(Input)

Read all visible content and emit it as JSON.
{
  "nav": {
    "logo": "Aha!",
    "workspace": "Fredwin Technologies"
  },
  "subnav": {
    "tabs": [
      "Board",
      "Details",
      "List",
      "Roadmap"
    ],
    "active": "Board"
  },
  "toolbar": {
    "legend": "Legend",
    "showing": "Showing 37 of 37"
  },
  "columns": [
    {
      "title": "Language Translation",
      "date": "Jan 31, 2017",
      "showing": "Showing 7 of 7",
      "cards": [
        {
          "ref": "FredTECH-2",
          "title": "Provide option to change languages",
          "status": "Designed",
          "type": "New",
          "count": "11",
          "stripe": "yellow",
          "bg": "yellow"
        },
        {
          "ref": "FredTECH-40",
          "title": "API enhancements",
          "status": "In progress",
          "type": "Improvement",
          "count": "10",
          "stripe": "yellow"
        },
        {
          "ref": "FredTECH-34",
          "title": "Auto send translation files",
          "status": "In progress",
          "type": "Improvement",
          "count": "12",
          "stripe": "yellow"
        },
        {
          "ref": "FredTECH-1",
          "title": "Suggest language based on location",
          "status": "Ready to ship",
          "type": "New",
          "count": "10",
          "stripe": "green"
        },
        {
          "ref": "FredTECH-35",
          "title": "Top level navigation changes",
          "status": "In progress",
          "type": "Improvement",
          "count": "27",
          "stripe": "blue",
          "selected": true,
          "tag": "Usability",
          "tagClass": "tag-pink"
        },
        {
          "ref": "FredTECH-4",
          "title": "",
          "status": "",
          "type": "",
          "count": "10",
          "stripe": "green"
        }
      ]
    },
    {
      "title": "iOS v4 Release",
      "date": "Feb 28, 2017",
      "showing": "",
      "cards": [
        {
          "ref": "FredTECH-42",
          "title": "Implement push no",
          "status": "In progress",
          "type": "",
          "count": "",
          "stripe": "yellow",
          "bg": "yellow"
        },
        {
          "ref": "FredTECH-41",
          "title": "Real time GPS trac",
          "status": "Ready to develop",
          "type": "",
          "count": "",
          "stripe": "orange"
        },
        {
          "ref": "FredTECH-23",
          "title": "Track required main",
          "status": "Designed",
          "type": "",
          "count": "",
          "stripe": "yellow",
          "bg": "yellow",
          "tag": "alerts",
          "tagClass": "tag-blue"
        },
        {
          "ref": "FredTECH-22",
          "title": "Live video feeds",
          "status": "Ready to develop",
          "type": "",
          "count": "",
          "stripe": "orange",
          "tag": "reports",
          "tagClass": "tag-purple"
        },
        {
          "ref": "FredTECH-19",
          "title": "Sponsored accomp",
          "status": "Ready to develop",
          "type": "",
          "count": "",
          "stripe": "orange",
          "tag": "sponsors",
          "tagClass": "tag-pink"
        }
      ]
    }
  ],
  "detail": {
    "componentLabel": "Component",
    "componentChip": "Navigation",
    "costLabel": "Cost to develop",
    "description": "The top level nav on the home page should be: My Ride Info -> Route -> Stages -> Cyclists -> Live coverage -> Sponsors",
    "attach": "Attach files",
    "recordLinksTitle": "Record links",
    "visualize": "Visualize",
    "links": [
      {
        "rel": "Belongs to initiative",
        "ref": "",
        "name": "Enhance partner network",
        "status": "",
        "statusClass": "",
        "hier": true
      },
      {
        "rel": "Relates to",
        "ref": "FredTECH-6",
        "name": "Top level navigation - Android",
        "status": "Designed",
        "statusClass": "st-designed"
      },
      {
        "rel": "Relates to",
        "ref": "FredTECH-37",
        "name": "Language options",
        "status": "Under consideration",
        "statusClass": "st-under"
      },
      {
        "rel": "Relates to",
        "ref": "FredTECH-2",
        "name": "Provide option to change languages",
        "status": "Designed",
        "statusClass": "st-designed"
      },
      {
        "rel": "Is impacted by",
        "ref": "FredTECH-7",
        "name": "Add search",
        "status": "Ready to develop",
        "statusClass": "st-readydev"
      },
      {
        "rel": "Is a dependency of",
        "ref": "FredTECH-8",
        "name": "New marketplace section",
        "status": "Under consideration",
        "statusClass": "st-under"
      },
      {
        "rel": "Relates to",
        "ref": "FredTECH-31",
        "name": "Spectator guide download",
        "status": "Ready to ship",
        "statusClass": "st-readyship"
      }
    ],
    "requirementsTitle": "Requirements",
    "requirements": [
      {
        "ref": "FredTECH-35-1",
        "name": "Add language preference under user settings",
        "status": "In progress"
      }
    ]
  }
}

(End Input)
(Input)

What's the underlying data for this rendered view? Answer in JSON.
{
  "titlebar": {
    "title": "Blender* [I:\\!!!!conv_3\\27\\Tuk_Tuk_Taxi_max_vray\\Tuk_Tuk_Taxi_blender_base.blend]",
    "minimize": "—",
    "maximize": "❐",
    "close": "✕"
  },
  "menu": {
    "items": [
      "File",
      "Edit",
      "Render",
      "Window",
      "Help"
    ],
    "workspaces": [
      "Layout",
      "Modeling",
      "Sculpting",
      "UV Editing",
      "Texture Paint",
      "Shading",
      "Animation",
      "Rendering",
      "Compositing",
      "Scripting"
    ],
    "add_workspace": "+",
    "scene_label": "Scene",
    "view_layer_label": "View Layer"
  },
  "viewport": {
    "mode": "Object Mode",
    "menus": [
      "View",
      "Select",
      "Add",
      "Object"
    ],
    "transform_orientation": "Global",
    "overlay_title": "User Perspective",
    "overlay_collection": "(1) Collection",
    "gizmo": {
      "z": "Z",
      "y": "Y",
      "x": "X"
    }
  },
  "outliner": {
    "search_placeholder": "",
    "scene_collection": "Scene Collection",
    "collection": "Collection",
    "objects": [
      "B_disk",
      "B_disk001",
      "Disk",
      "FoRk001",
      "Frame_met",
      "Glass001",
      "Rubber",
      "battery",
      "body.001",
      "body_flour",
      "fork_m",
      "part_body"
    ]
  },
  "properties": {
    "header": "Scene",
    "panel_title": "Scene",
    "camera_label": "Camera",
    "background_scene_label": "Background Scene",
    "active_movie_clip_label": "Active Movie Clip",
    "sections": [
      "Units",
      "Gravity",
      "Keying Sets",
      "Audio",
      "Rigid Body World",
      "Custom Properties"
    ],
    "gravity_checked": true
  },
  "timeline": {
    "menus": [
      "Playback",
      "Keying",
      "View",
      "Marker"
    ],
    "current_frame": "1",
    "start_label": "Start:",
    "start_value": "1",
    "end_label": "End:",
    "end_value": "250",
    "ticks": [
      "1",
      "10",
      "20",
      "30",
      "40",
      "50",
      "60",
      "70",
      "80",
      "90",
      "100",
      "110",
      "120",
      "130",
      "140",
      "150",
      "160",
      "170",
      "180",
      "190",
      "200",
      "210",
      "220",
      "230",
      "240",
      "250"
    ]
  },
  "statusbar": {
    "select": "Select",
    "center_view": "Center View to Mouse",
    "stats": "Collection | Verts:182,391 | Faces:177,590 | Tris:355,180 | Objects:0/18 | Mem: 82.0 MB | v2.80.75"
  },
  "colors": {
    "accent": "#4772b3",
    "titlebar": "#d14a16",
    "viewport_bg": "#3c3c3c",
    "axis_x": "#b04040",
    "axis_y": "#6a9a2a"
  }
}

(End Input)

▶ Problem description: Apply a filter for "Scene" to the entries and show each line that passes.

▶ Response area:
    "scene_label": "Scene",
    "scene_collection": "Scene Collection",
    "header": "Scene",
    "panel_title": "Scene",
    "background_scene_label": "Background Scene",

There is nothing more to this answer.